> [Entries shown]
--- START ---

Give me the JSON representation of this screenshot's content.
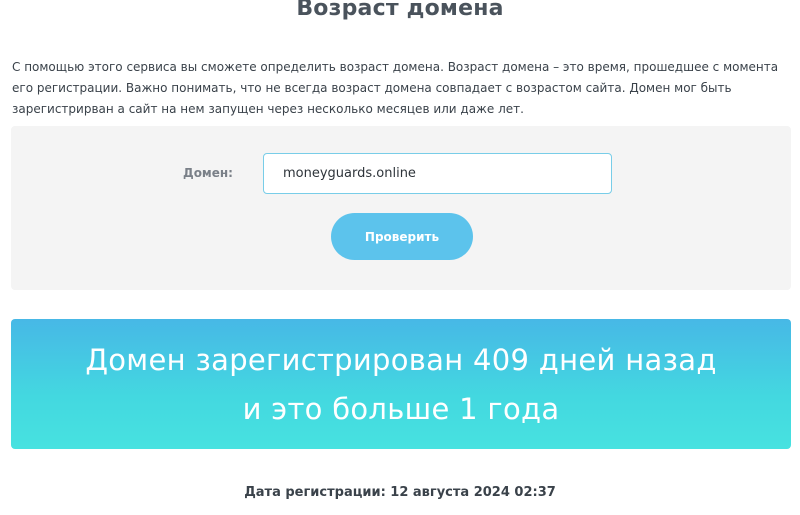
{
  "page": {
    "title": "Возраст домена",
    "description": "С помощью этого сервиса вы сможете определить возраст домена. Возраст домена – это время, прошедшее с момента его регистрации. Важно понимать, что не всегда возраст домена совпадает с возрастом сайта. Домен мог быть зарегистрирван а сайт на нем запущен через несколько месяцев или даже лет."
  },
  "form": {
    "domain_label": "Домен:",
    "domain_value": "moneyguards.online",
    "check_button_label": "Проверить"
  },
  "result": {
    "line1": "Домен зарегистрирован 409 дней назад",
    "line2": "и это больше 1 года",
    "registration_date": "Дата регистрации: 12 августа 2024 02:37"
  },
  "colors": {
    "accent": "#5cc3ec",
    "banner_top": "#47b8e6",
    "banner_bottom": "#47e2e0",
    "panel_bg": "#f4f4f4"
  }
}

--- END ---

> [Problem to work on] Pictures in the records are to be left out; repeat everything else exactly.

> [Answer to this problem]
Give me the JSON representation of this screenshot's content.
{
  "page": {
    "title": "Возраст домена",
    "description": "С помощью этого сервиса вы сможете определить возраст домена. Возраст домена – это время, прошедшее с момента его регистрации. Важно понимать, что не всегда возраст домена совпадает с возрастом сайта. Домен мог быть зарегистрирван а сайт на нем запущен через несколько месяцев или даже лет."
  },
  "form": {
    "domain_label": "Домен:",
    "domain_value": "moneyguards.online",
    "check_button_label": "Проверить"
  },
  "result": {
    "line1": "Домен зарегистрирован 409 дней назад",
    "line2": "и это больше 1 года",
    "registration_date": "Дата регистрации: 12 августа 2024 02:37"
  },
  "colors": {
    "accent": "#5cc3ec",
    "banner_top": "#47b8e6",
    "banner_bottom": "#47e2e0",
    "panel_bg": "#f4f4f4"
  }
}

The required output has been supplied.